Segment Open

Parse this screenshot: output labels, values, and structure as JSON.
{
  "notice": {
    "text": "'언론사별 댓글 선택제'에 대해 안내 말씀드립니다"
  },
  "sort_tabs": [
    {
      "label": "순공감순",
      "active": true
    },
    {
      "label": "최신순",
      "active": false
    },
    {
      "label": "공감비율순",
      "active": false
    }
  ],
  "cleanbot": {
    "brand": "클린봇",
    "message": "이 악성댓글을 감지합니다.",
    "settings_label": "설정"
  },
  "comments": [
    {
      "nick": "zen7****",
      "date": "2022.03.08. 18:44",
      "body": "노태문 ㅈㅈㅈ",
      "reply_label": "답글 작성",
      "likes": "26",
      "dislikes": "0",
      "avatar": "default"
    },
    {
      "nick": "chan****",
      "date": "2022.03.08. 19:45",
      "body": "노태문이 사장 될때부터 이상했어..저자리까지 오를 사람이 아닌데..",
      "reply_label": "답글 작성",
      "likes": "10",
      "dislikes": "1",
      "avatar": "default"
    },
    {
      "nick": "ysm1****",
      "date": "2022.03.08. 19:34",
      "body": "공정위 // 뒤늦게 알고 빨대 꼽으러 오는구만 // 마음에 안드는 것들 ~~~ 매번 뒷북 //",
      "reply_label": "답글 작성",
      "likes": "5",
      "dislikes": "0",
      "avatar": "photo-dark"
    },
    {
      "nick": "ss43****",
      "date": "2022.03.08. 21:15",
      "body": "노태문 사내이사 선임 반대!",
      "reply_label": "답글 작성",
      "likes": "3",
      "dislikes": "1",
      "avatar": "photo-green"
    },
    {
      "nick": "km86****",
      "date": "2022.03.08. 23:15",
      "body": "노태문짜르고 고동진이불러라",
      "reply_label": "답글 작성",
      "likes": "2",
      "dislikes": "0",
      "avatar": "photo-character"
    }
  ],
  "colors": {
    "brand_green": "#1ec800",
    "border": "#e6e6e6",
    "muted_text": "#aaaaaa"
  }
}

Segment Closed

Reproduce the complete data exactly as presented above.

Parse this screenshot: output labels, values, and structure as JSON.
{
  "notice": {
    "text": "'언론사별 댓글 선택제'에 대해 안내 말씀드립니다"
  },
  "sort_tabs": [
    {
      "label": "순공감순",
      "active": true
    },
    {
      "label": "최신순",
      "active": false
    },
    {
      "label": "공감비율순",
      "active": false
    }
  ],
  "cleanbot": {
    "brand": "클린봇",
    "message": "이 악성댓글을 감지합니다.",
    "settings_label": "설정"
  },
  "comments": [
    {
      "nick": "zen7****",
      "date": "2022.03.08. 18:44",
      "body": "노태문 ㅈㅈㅈ",
      "reply_label": "답글 작성",
      "likes": "26",
      "dislikes": "0",
      "avatar": "default"
    },
    {
      "nick": "chan****",
      "date": "2022.03.08. 19:45",
      "body": "노태문이 사장 될때부터 이상했어..저자리까지 오를 사람이 아닌데..",
      "reply_label": "답글 작성",
      "likes": "10",
      "dislikes": "1",
      "avatar": "default"
    },
    {
      "nick": "ysm1****",
      "date": "2022.03.08. 19:34",
      "body": "공정위 // 뒤늦게 알고 빨대 꼽으러 오는구만 // 마음에 안드는 것들 ~~~ 매번 뒷북 //",
      "reply_label": "답글 작성",
      "likes": "5",
      "dislikes": "0",
      "avatar": "photo-dark"
    },
    {
      "nick": "ss43****",
      "date": "2022.03.08. 21:15",
      "body": "노태문 사내이사 선임 반대!",
      "reply_label": "답글 작성",
      "likes": "3",
      "dislikes": "1",
      "avatar": "photo-green"
    },
    {
      "nick": "km86****",
      "date": "2022.03.08. 23:15",
      "body": "노태문짜르고 고동진이불러라",
      "reply_label": "답글 작성",
      "likes": "2",
      "dislikes": "0",
      "avatar": "photo-character"
    }
  ],
  "colors": {
    "brand_green": "#1ec800",
    "border": "#e6e6e6",
    "muted_text": "#aaaaaa"
  }
}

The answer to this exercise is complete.